Survival rates have risen by about 9 percentage points between 1990 and 2015, according to the study, published in the European Journal of Cancer and funded by the Children Cancer-free Foundation (KiKa). Between 2010-2015, the 5-year survival of children with cancer was 81%. In 2000-2009 this was 77% and in 1990-1999 it was still 72%. The 10-year survival rate of children with cancer rose to 78% in 2010-2015, up from 75% in 2000-2009 and 69% in 1990-1999.

Survival rose regardless of sex or age. The greatest progress was seen among young people aged 15-17. Between 1990-1999 and 2010-2015, their 5- and 10-year survival increased by respectively 13 and 11 percentage points: from 70% to 83%, and from 67% to 78%.

Developments in a higher gear
Prof. Rob Pieters, member of the Board of Directors of the Princess Máxima Center for pediatric oncology, pediatric oncologist and co-author of the study, says: ‘We owe the improvements in prognosis to developments in the diagnosis and treatment of childhood cancer. For example, by adapting the treatment to the type and severity of the tumor, better recognition of specific syndromes, and new chemotherapy and combination therapies.’

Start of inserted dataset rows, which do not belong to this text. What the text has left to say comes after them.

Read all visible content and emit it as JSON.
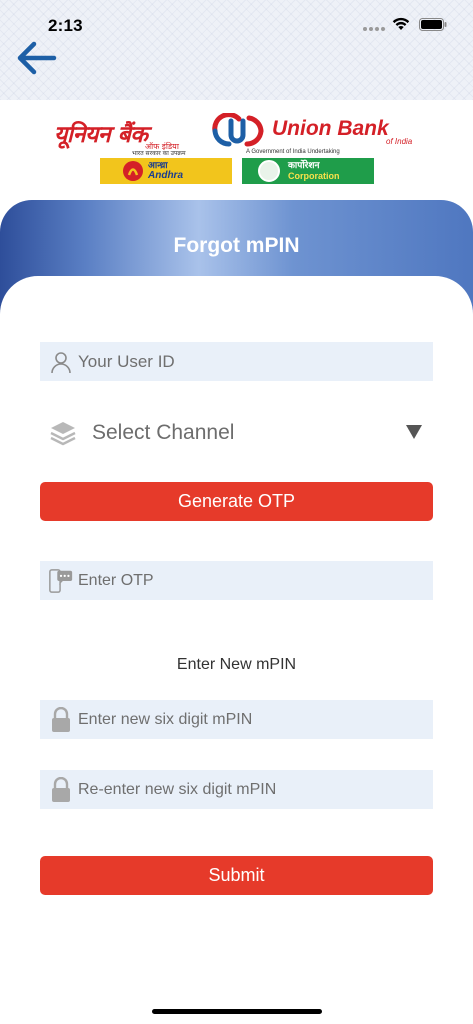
{
  "status_bar": {
    "time": "2:13"
  },
  "header": {
    "back_label": "Back"
  },
  "brand": {
    "hindi_name": "यूनियन बैंक",
    "hindi_sub": "ऑफ इंडिया",
    "english_name": "Union Bank",
    "english_sub": "of India",
    "tagline_hindi": "भारत सरकार का उपक्रम",
    "tagline_english": "A Government of India Undertaking",
    "andhra_hindi": "आन्ध्रा",
    "andhra_english": "Andhra",
    "corp_hindi": "कार्पोरेशन",
    "corp_english": "Corporation",
    "brand_red": "#d42027"
  },
  "page": {
    "title": "Forgot mPIN"
  },
  "form": {
    "user_id_placeholder": "Your User ID",
    "channel_label": "Select Channel",
    "generate_otp_label": "Generate OTP",
    "otp_placeholder": "Enter OTP",
    "new_mpin_heading": "Enter New mPIN",
    "new_mpin_placeholder": "Enter new six digit mPIN",
    "reenter_mpin_placeholder": "Re-enter new six digit mPIN",
    "submit_label": "Submit"
  },
  "colors": {
    "button_red": "#e63a2a",
    "field_bg": "#e9f0f9",
    "header_blue": "#5a7fc4"
  }
}
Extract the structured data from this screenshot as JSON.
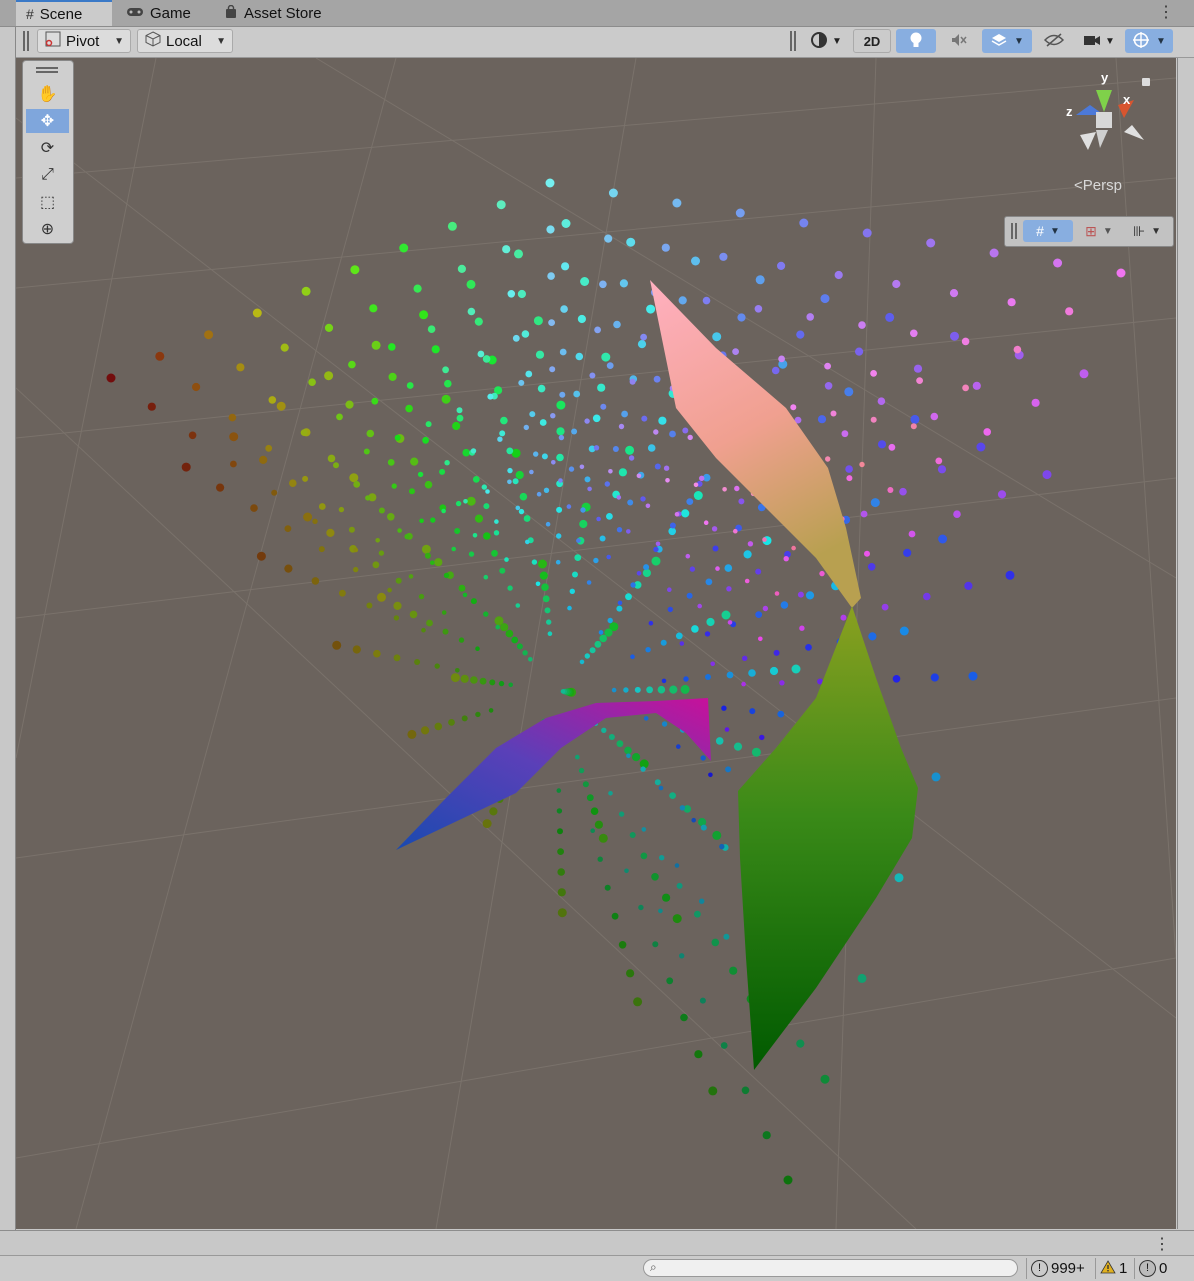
{
  "tabs": [
    {
      "label": "Scene",
      "icon": "hash-icon"
    },
    {
      "label": "Game",
      "icon": "gamepad-icon"
    },
    {
      "label": "Asset Store",
      "icon": "shopping-bag-icon"
    }
  ],
  "toolbar": {
    "pivot_label": "Pivot",
    "local_label": "Local",
    "mode_2d_label": "2D"
  },
  "scene_view": {
    "projection_label": "Persp",
    "gizmo_axes": {
      "x": "x",
      "y": "y",
      "z": "z"
    },
    "background_color": "#6b635d"
  },
  "tools": [
    "hand-tool",
    "move-tool",
    "rotate-tool",
    "scale-tool",
    "rect-tool",
    "transform-tool"
  ],
  "status": {
    "search_placeholder": "",
    "log_count": "999+",
    "warning_count": "1",
    "error_count": "0"
  },
  "colors": {
    "accent": "#3a79c7",
    "selected_tool": "#7fa6dc"
  }
}
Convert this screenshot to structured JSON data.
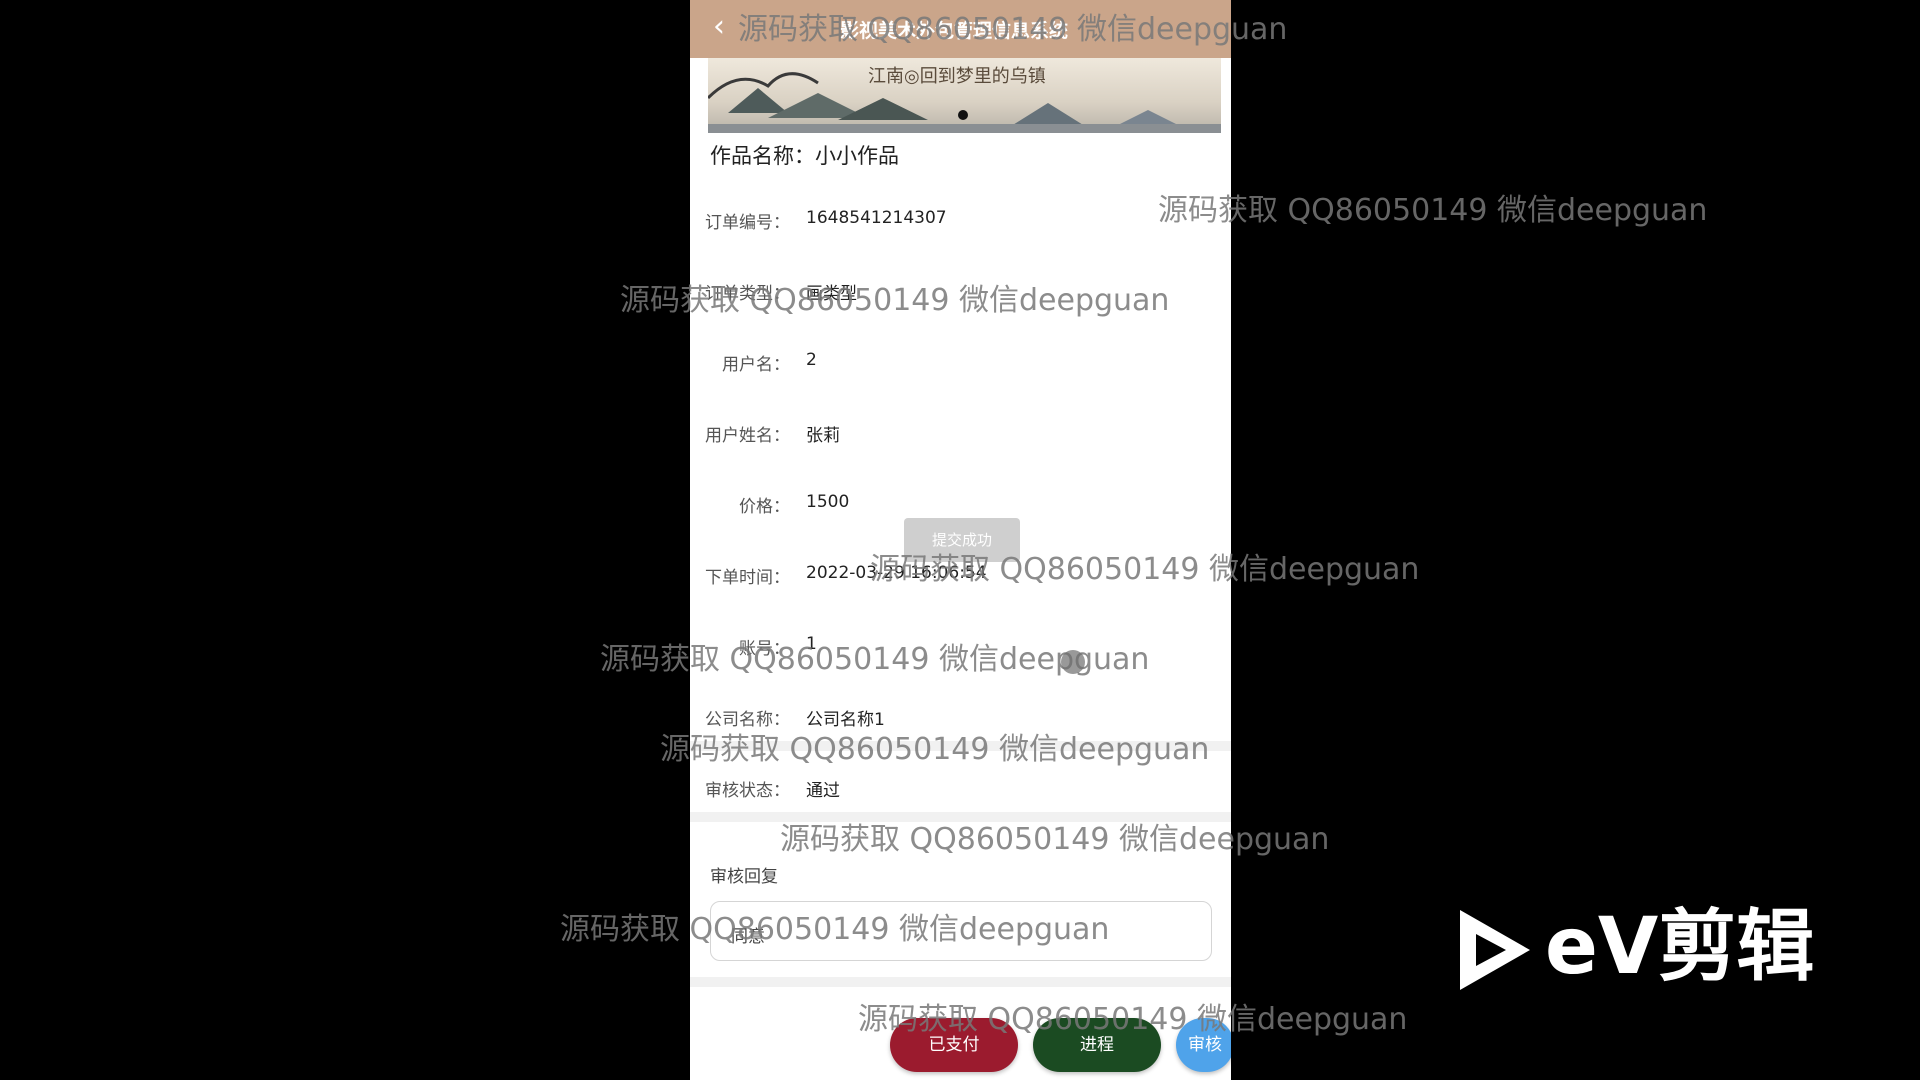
{
  "header": {
    "back_icon": "chevron-left-icon",
    "title": "影视美术外包管理信息系统"
  },
  "banner": {
    "caption": "江南◎回到梦里的乌镇"
  },
  "work": {
    "label": "作品名称：",
    "value": "小小作品"
  },
  "fields": [
    {
      "label": "订单编号：",
      "value": "1648541214307"
    },
    {
      "label": "订单类型：",
      "value": "画类型"
    },
    {
      "label": "用户名：",
      "value": "2"
    },
    {
      "label": "用户姓名：",
      "value": "张莉"
    },
    {
      "label": "价格：",
      "value": "1500"
    },
    {
      "label": "下单时间：",
      "value": "2022-03-29 16:06:54"
    },
    {
      "label": "账号：",
      "value": "1"
    },
    {
      "label": "公司名称：",
      "value": "公司名称1"
    },
    {
      "label": "审核状态：",
      "value": "通过"
    }
  ],
  "toast": "提交成功",
  "reply": {
    "label": "审核回复",
    "value": "同意"
  },
  "buttons": {
    "paid": "已支付",
    "progress": "进程",
    "audit": "审核"
  },
  "watermark": "源码获取 QQ86050149 微信deepguan",
  "ev_logo": {
    "text": "eV剪辑"
  },
  "colors": {
    "header": "#caa58a",
    "paid": "#9b1b2e",
    "progress": "#1b4b22",
    "audit": "#4fa3ea"
  }
}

‘Since the opening of the Princess Máxima Center in 2018, we have seen that developments in healthcare and research have sped up significantly,’ continues Rob Pieters. ‘New, promising forms of immunotherapy have been developed, including CAR-T in leukemia and anti-GD2 in neuroblastoma. They have led to some children with very hard to treat forms of neuroblastoma and leukemia now being cancer free.’

In the new study, the researchers also note the benefits of concentrating pediatric cancer care. Between 2004-2013 a large proportion of children with cancer was already treated in a specialist pediatric cancer center. Since 2018, all children with cancer in the Netherlands are treated in the Princess Máxima Center. Pieters: ‘As a unique childhood cancer center in the Netherlands, we attract the kinds of studies and new treatments that offer a truly promising outlook for children with cancer. I hope and expect that we will now drive progress even faster for the 20-25% of children who do not yet survive, and realize even better chances of survival.’

Notable progress
The figures in the new study reveal that progress in prognosis was strongest in children with tumors in an advanced stage. The chances of five year survival rose markedly for children whose non-Hodgkin lymphoma was diagnosed at an advanced stage: from 68% to 93%. Five year survival rates increased from 18% to 41% in high-risk neuroblastoma, and from 16% to 36% in the bone tumor, Ewing sarcoma.

The notable progress is due to improved diagnosis and treatment. Partly as a result of these improvements, the study also reveals a decline in in death rates. The total number of childhood cancer deaths fell by 2% per year in the age group 0-19 years. Some 147 children and young people in the Netherlands died of cancer in 1990, compared with 76 in 2018.

Research into better treatments
But these advances did not apply to all types of childhood cancer to the same extent, the researchers found. Henrike Karim-Kos: ‘Especially for children with neuroblastoma, bone tumors or some brain tumors, much more improvement is needed. Research into better treatments for these diseases is an important priority for the Princess Máxima Center.’

Aside from survival, quality of life is central to mission of the Princess Máxima Center, Rob Pieters adds. ‘Increasingly many children with cancer are cured, often thanks to intense and demanding treatment. That’s why in addition to increasingly effective treatments, we are also working on reducing side effects in the short and long term.’

Frits Hirschstein, founder of KiKa, said: ‘This is a fantastic new milestone! The proof that more money for research yields more cure. An incredible incentive for KiKa to continue full throttle in the coming years to enable even more excellent research and thus to continue this trend, preferably at an accelerated pace. Everything indicates that this is feasible thanks to the positive experiences and results of the Princess Máxima Center. KiKa is happy and proud!’